New album Do Easy is out now on Bella Union
Following the recent release of their striking new album Do Easy on Bella Union, Toronto twin sister duo Tasseomancy (formerly of Austra) have shared the surreal video for track “Do Easy” on FADER. Showcasing the versatility and range of sisters Romy and Sari Lightman, “Do Easy” proves beguiling in its simplicity. Whimsical melodies and feather-light production easily charm, invoking the likes of Eleanor Friedberger/Fiery Furnaces in their endearing (and beautiful) quirkiness.
The band elaborates further about the video to FADER: “While writing Do Easy, we were interested in manifesting the domestic flow of William Burroughs’s, The Discipline of DE. In Zak Tatham’s video, this domestic order is overthrown; chaos reigns and we break on through to a more instinctual side. The Tower represented by the sterile condo is the dangling carrot of comfort and emotional disconnect. It Ignores our bodies and gaslights the planet, quietly hisses “fuck off”. By smashing down the condo, we lay down the base of a cool new becoming. Go and take off your fancy shades, let the world’s words penetrate. Wear the stains of old mistakes. Make a room where you can roll around in the shit of forgiveness. Slowly regenerate. This is a feminine destruction; a happy death.”
Genesis P-Orridge and Kathy Acker believed William Burroughs to be a vibrant beam of clarity. P-Orridge—a disciple of Burroughs—referred to “The Discipline of D.E. as a smooth hand of magic”. Romy of Tasseomancy stumbled upon the Discipline of D.E. (Do Easy), a short story outlining a don’t-bust-a-gut Buddhist philosophy and “like a gentle old cop making a soft arrest”, she was deeply touched and set out to find the easy way.
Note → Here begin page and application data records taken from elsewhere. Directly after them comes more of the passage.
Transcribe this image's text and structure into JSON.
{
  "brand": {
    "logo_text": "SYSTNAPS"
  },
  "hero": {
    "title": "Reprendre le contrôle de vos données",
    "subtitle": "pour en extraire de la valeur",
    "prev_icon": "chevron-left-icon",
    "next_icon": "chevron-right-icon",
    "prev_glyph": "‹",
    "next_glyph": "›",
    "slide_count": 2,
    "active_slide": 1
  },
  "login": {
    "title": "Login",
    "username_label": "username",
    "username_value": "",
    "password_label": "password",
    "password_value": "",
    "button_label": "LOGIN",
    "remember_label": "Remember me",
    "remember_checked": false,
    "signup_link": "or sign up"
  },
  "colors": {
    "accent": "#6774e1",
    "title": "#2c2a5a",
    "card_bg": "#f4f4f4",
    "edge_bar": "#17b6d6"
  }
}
For the seasoned loners, stoners, and lackadaisically laid, Do Easy was written as a dead-beat anthem for a generation who was told that anything is possible after the possibility slows. Written in Toronto and Montreal, Do Easy was created as a lamp shade of hope and of soft survivalism. Serene, strange and magnetically sung, it honors its free thinking forbearers without being weighed down by them, creating immersive worlds of loving allusion.
Soft synths and crystalline harmonies merge hypnotically on “Dead Can Dance and Neil Young”, an invitation to “fade into folk song”. If folk song is this, it’s folk of great idiosyncrasy, where vocoded chorales provide atmospheric shading and alto-saxophones drift like cigarette smoke from a David Lynch dream-film. Between the new age synth of “Claudine & Annie”, the ambient swoon of “29 Palms”, Kate Bush-like prog-psych of “Missoula” and gently lapping title-track, Do Easy plays like pop from a parallel world.
Sisters Sari and Romy Lightman are former members of queer cold-wave band, Austra. Channelling their former forays in psychedelic folk into a kind of lushly accessible, warmly experimental dream-pop along with bandmates Johnny Spence and Evan Cartwright, they explore manipulated sounds, all with mood in mind. Assisted by friends Brodie West (alto-sax), Ryan Driver (flute) Simone Schmidt (voice of a young Neil Young) and Alex Cowan (Blue Hawaii) that exploration reaches full bloom on Do Easy, the sound of a band hitting their richly imagined, luxuriously executed stride. And, wealth of evocative references included, making it all sound easy.